Ed Miliband has made his long awaited announcement on tuition fees. According to the Guardian:
Ed Miliband has set out a £2.7bn plan to slash tuition fees in England from £9,000 to £6,000 a year and increase maintenance support for students by £200m, funded by higher interest rates for wealthier students repaying their fees.
The maintenance grant will be lifted from £3,400 to £3,800 a year for students for families who pay basic rates of income tax and will help about half of all students. The interest rate on loan repayments for the highest earning graduates will rise from 3% to 4% to pay for it.
This blog will carry further analysis very soon but for now, the announcement is a vindication of those in the student and wider movement that the current system of fees and loans is failing, creating a funding blackhole at the heart of higher education finances and accelerating the marketisation of our education system.
However, it does not go nearly far enough. Fees still still be almost £3,000 more than when Labour was last in power, representing an acceptance that students should be forced to bear the brunt of funding higher education. Moreover, it does nothing to affect the structure of HE funding started by Labour and deepened under the Coalition: the system is still funded by fees and loans rather than direct public investment; and students are still seen as consumers of commodities from competing providers.
In this sense, Pam Tatlow, chief executive of the Million+ group of new universities, was correct when she commented: “A reduction in fees has the potential to save the Treasury and taxpayers’ money because it will reduce student debt and more graduates are likely to repay their loans.” In other words, Miliband’s proposals will make students indebted more sustainably.

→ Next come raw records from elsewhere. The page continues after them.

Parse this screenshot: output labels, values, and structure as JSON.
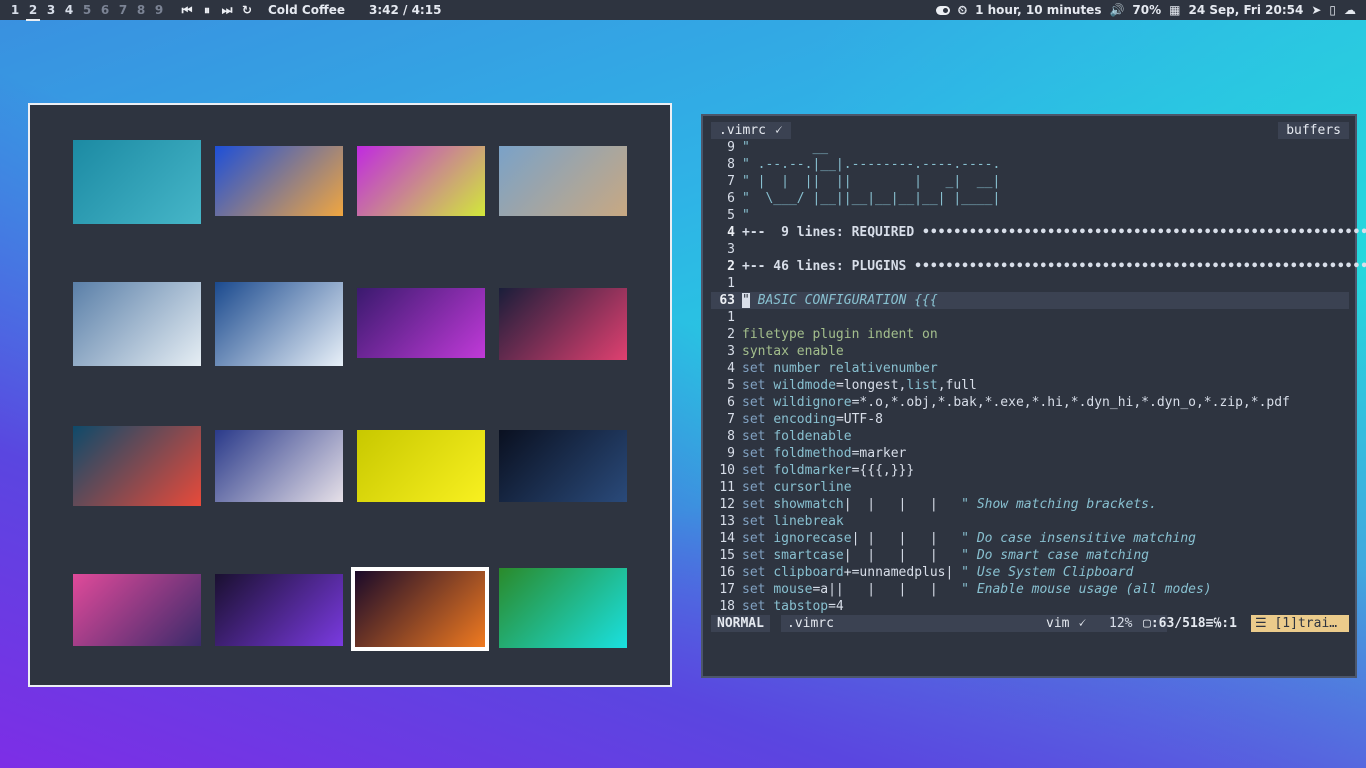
{
  "topbar": {
    "workspaces": [
      "1",
      "2",
      "3",
      "4",
      "5",
      "6",
      "7",
      "8",
      "9"
    ],
    "active_workspace": "2",
    "song": "Cold Coffee",
    "progress": "3:42 / 4:15",
    "uptime": "1 hour, 10 minutes",
    "volume": "70%",
    "datetime": "24 Sep, Fri 20:54"
  },
  "gallery": {
    "thumbs": [
      {
        "colors": [
          "#1c8aa3",
          "#46b6c8"
        ]
      },
      {
        "colors": [
          "#1d4fd8",
          "#f0a640"
        ]
      },
      {
        "colors": [
          "#c02ae0",
          "#d2e83a"
        ]
      },
      {
        "colors": [
          "#7aa2c8",
          "#c8a882"
        ]
      },
      {
        "colors": [
          "#5a7fa8",
          "#e6eef4"
        ]
      },
      {
        "colors": [
          "#1b4a8e",
          "#e8f0f8"
        ]
      },
      {
        "colors": [
          "#3a1a6e",
          "#c03ad8"
        ]
      },
      {
        "colors": [
          "#1a1e3a",
          "#e04070"
        ]
      },
      {
        "colors": [
          "#0e4a6a",
          "#e84a3a"
        ]
      },
      {
        "colors": [
          "#2a3a8a",
          "#e6e0e8"
        ]
      },
      {
        "colors": [
          "#c8c800",
          "#f8f020"
        ]
      },
      {
        "colors": [
          "#0a1020",
          "#2a4a7a"
        ]
      },
      {
        "colors": [
          "#e04a9a",
          "#3a2a6a"
        ]
      },
      {
        "colors": [
          "#1a1030",
          "#7a3ae0"
        ]
      },
      {
        "colors": [
          "#1a0a2a",
          "#f07a20"
        ]
      },
      {
        "colors": [
          "#2a8a2a",
          "#1ae0e0"
        ]
      }
    ]
  },
  "vim": {
    "tab_label": ".vimrc",
    "tab_icon": "vim-icon",
    "buffers_label": "buffers",
    "lines": [
      {
        "n": "9",
        "segs": [
          [
            "art",
            "\"        __"
          ]
        ]
      },
      {
        "n": "8",
        "segs": [
          [
            "art",
            "\" .--.--.|__|.--------.----.----."
          ]
        ]
      },
      {
        "n": "7",
        "segs": [
          [
            "art",
            "\" |  |  ||  ||        |   _|  __|"
          ]
        ]
      },
      {
        "n": "6",
        "segs": [
          [
            "art",
            "\"  \\___/ |__||__|__|__|__| |____|"
          ]
        ]
      },
      {
        "n": "5",
        "segs": [
          [
            "art",
            "\""
          ]
        ]
      },
      {
        "n": "4",
        "bold": true,
        "segs": [
          [
            "fold",
            "+--  9 lines: REQUIRED •••••••••••••••••••••••••••••••••••••••••••••••••••••••••••••"
          ]
        ]
      },
      {
        "n": "3",
        "segs": []
      },
      {
        "n": "2",
        "bold": true,
        "segs": [
          [
            "fold",
            "+-- 46 lines: PLUGINS ••••••••••••••••••••••••••••••••••••••••••••••••••••••••••••••"
          ]
        ]
      },
      {
        "n": "1",
        "segs": []
      },
      {
        "n": "63",
        "cur": true,
        "segs": [
          [
            "cursor",
            "\""
          ],
          [
            "cmt",
            " BASIC CONFIGURATION {{{"
          ]
        ]
      },
      {
        "n": "1",
        "segs": []
      },
      {
        "n": "2",
        "segs": [
          [
            "str",
            "filetype plugin indent on"
          ]
        ]
      },
      {
        "n": "3",
        "segs": [
          [
            "str",
            "syntax enable"
          ]
        ]
      },
      {
        "n": "4",
        "segs": [
          [
            "kw",
            "set "
          ],
          [
            "opt",
            "number relativenumber"
          ]
        ]
      },
      {
        "n": "5",
        "segs": [
          [
            "kw",
            "set "
          ],
          [
            "opt",
            "wildmode"
          ],
          [
            "",
            "=longest,"
          ],
          [
            "opt",
            "list"
          ],
          [
            "",
            ",full"
          ]
        ]
      },
      {
        "n": "6",
        "segs": [
          [
            "kw",
            "set "
          ],
          [
            "opt",
            "wildignore"
          ],
          [
            "",
            "=*.o,*.obj,*.bak,*.exe,*.hi,*.dyn_hi,*.dyn_o,*.zip,*.pdf"
          ]
        ]
      },
      {
        "n": "7",
        "segs": [
          [
            "kw",
            "set "
          ],
          [
            "opt",
            "encoding"
          ],
          [
            "",
            "=UTF-8"
          ]
        ]
      },
      {
        "n": "8",
        "segs": [
          [
            "kw",
            "set "
          ],
          [
            "opt",
            "foldenable"
          ]
        ]
      },
      {
        "n": "9",
        "segs": [
          [
            "kw",
            "set "
          ],
          [
            "opt",
            "foldmethod"
          ],
          [
            "",
            "=marker"
          ]
        ]
      },
      {
        "n": "10",
        "segs": [
          [
            "kw",
            "set "
          ],
          [
            "opt",
            "foldmarker"
          ],
          [
            "",
            "={{{,}}}"
          ]
        ]
      },
      {
        "n": "11",
        "segs": [
          [
            "kw",
            "set "
          ],
          [
            "opt",
            "cursorline"
          ]
        ]
      },
      {
        "n": "12",
        "segs": [
          [
            "kw",
            "set "
          ],
          [
            "opt",
            "showmatch"
          ],
          [
            "",
            "|  |   |   |   "
          ],
          [
            "cmt",
            "\" Show matching brackets."
          ]
        ]
      },
      {
        "n": "13",
        "segs": [
          [
            "kw",
            "set "
          ],
          [
            "opt",
            "linebreak"
          ]
        ]
      },
      {
        "n": "14",
        "segs": [
          [
            "kw",
            "set "
          ],
          [
            "opt",
            "ignorecase"
          ],
          [
            "",
            "| |   |   |   "
          ],
          [
            "cmt",
            "\" Do case insensitive matching"
          ]
        ]
      },
      {
        "n": "15",
        "segs": [
          [
            "kw",
            "set "
          ],
          [
            "opt",
            "smartcase"
          ],
          [
            "",
            "|  |   |   |   "
          ],
          [
            "cmt",
            "\" Do smart case matching"
          ]
        ]
      },
      {
        "n": "16",
        "segs": [
          [
            "kw",
            "set "
          ],
          [
            "opt",
            "clipboard"
          ],
          [
            "",
            "+=unnamedplus| "
          ],
          [
            "cmt",
            "\" Use System Clipboard"
          ]
        ]
      },
      {
        "n": "17",
        "segs": [
          [
            "kw",
            "set "
          ],
          [
            "opt",
            "mouse"
          ],
          [
            "",
            "=a||   |   |   |   "
          ],
          [
            "cmt",
            "\" Enable mouse usage (all modes)"
          ]
        ]
      },
      {
        "n": "18",
        "segs": [
          [
            "kw",
            "set "
          ],
          [
            "opt",
            "tabstop"
          ],
          [
            "",
            "=4"
          ]
        ]
      }
    ],
    "status": {
      "mode": "NORMAL",
      "file": ".vimrc",
      "filetype": "vim",
      "percent": "12%",
      "position": ":63/518≡℅:1",
      "warning": "☰ [1]trai…"
    }
  }
}
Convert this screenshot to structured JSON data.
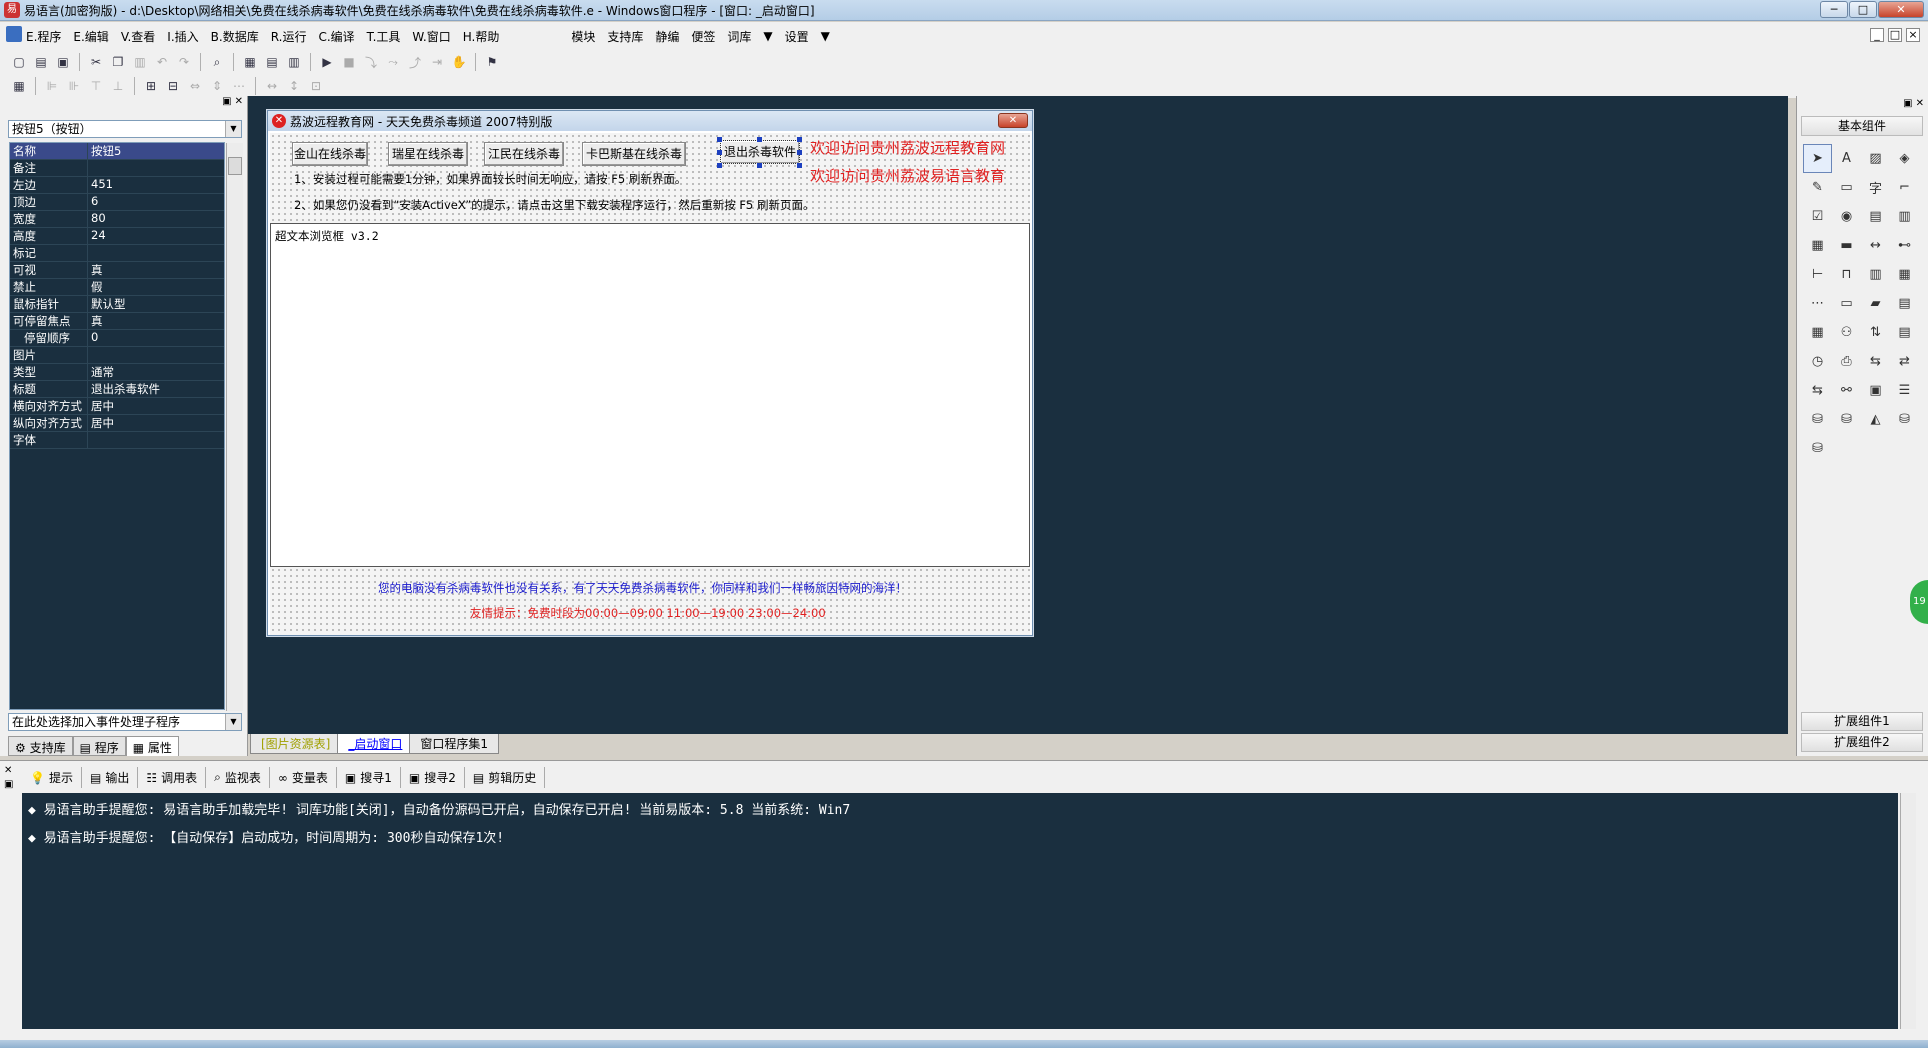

If you want to discuss these proposals and how we can take the fight forward for a fully publicly-funded and accessible higher education system, free at the point of use, then come to the Labour Campaign for Free Education Conference on 21 March in University College London.
Facebook event: https://www.facebook.com/events/346817718837951